Records from a collection
╭──

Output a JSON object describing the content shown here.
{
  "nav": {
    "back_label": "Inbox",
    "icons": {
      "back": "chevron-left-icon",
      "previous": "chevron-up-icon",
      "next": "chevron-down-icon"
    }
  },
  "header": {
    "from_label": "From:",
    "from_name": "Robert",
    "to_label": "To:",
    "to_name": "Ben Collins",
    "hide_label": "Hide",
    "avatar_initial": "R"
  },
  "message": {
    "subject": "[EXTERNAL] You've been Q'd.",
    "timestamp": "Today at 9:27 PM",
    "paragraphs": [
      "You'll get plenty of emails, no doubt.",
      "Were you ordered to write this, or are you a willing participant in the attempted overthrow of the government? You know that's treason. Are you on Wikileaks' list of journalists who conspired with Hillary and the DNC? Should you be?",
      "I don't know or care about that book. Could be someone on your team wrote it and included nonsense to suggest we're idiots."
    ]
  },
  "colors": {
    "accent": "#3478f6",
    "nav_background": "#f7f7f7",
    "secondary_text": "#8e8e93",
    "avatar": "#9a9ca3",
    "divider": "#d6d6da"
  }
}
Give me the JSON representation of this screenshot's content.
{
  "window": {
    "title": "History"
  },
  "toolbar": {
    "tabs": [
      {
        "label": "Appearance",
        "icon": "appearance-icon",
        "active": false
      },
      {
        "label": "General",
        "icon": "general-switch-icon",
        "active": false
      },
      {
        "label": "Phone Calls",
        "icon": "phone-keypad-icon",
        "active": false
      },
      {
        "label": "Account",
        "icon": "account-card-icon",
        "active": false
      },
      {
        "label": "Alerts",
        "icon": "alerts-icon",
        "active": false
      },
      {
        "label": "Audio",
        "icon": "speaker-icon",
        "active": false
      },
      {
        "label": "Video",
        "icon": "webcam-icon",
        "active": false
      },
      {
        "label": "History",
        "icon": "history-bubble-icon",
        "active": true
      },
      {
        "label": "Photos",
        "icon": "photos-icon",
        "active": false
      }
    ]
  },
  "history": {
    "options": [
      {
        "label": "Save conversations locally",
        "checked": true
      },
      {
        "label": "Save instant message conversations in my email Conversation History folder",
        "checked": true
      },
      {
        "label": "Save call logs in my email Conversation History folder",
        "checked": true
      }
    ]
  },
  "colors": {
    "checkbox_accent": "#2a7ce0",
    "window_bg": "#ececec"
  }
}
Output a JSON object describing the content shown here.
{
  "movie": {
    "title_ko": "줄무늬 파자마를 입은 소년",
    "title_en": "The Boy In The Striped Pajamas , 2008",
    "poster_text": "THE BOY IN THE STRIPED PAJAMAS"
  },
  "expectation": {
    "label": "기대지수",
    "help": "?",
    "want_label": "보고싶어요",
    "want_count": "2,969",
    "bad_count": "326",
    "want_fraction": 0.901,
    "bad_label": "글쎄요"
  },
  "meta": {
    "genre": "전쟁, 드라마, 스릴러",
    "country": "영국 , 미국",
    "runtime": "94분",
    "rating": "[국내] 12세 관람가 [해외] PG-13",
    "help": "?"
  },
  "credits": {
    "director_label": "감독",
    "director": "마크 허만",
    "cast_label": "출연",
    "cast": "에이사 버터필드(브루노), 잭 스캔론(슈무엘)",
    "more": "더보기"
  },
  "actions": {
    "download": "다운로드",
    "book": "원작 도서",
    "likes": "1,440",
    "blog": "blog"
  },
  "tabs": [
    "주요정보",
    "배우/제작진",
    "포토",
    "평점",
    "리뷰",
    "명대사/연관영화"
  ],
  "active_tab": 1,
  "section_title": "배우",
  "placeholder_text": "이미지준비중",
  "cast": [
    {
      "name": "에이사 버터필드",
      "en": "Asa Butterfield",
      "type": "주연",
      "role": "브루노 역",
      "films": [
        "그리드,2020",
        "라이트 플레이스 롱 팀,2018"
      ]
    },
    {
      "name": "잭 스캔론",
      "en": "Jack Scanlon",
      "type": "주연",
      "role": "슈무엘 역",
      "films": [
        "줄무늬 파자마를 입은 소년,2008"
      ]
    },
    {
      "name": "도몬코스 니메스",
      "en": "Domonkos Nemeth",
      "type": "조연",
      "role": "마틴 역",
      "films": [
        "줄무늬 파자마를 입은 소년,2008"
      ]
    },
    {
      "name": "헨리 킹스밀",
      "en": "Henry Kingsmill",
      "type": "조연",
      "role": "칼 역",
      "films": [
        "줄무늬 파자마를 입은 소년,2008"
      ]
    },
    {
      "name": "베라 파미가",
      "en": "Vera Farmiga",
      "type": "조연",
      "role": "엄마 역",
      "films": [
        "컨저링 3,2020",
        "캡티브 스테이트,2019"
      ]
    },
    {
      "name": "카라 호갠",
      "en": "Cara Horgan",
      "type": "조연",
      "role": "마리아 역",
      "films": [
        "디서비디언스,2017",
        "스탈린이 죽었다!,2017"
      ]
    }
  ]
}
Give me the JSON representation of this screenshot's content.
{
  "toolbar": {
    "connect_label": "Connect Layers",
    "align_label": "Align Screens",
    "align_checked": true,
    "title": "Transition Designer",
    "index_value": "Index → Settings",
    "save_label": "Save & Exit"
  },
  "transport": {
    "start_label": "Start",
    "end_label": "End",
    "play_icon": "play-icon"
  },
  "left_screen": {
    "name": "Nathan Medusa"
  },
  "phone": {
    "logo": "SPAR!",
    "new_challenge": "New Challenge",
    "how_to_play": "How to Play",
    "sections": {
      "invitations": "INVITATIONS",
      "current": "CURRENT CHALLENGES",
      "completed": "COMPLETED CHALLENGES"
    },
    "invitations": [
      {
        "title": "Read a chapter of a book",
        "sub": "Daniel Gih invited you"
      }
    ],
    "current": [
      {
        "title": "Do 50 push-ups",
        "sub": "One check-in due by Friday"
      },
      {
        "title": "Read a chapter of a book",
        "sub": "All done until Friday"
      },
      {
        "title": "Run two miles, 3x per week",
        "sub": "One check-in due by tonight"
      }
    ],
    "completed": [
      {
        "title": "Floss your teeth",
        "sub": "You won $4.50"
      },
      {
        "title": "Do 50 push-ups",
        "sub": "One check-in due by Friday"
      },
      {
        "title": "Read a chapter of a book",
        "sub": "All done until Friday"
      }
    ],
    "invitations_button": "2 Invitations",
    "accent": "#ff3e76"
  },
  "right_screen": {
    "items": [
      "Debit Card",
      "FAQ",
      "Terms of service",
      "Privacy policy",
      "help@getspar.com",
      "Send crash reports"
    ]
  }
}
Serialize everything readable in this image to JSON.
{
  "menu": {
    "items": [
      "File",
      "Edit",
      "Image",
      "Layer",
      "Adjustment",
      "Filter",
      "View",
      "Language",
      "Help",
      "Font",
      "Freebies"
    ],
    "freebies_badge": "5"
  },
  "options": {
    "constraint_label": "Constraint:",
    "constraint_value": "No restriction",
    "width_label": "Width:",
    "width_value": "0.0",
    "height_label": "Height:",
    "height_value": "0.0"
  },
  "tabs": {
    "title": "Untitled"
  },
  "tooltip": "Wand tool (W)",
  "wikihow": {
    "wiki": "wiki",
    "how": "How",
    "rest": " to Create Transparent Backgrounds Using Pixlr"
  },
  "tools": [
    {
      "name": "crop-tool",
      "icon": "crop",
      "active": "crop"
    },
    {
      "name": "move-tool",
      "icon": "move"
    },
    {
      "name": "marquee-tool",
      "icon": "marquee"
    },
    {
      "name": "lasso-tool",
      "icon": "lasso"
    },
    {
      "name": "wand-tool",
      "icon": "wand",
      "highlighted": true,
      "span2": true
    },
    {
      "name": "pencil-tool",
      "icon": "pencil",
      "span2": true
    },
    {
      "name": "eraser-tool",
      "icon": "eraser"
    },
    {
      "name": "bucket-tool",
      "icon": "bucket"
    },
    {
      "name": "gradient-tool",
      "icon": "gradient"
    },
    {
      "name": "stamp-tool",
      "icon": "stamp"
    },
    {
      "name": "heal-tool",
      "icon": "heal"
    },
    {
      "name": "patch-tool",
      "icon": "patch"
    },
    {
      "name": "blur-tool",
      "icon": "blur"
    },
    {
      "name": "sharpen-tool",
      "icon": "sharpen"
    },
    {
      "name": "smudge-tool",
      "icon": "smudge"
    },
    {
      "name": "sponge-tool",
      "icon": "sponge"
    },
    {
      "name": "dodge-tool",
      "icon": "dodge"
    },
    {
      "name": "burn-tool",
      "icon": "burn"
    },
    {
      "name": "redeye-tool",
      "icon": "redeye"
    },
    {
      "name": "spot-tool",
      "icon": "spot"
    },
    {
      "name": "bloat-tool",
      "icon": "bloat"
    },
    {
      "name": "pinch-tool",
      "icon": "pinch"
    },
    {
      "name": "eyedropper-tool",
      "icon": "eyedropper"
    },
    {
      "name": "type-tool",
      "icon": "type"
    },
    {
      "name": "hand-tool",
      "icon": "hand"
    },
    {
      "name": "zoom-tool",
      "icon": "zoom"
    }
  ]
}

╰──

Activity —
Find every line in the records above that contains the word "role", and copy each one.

Solution for this exercise —
      "role": "브루노 역",
      "role": "슈무엘 역",
      "role": "마틴 역",
      "role": "칼 역",
      "role": "엄마 역",
      "role": "마리아 역",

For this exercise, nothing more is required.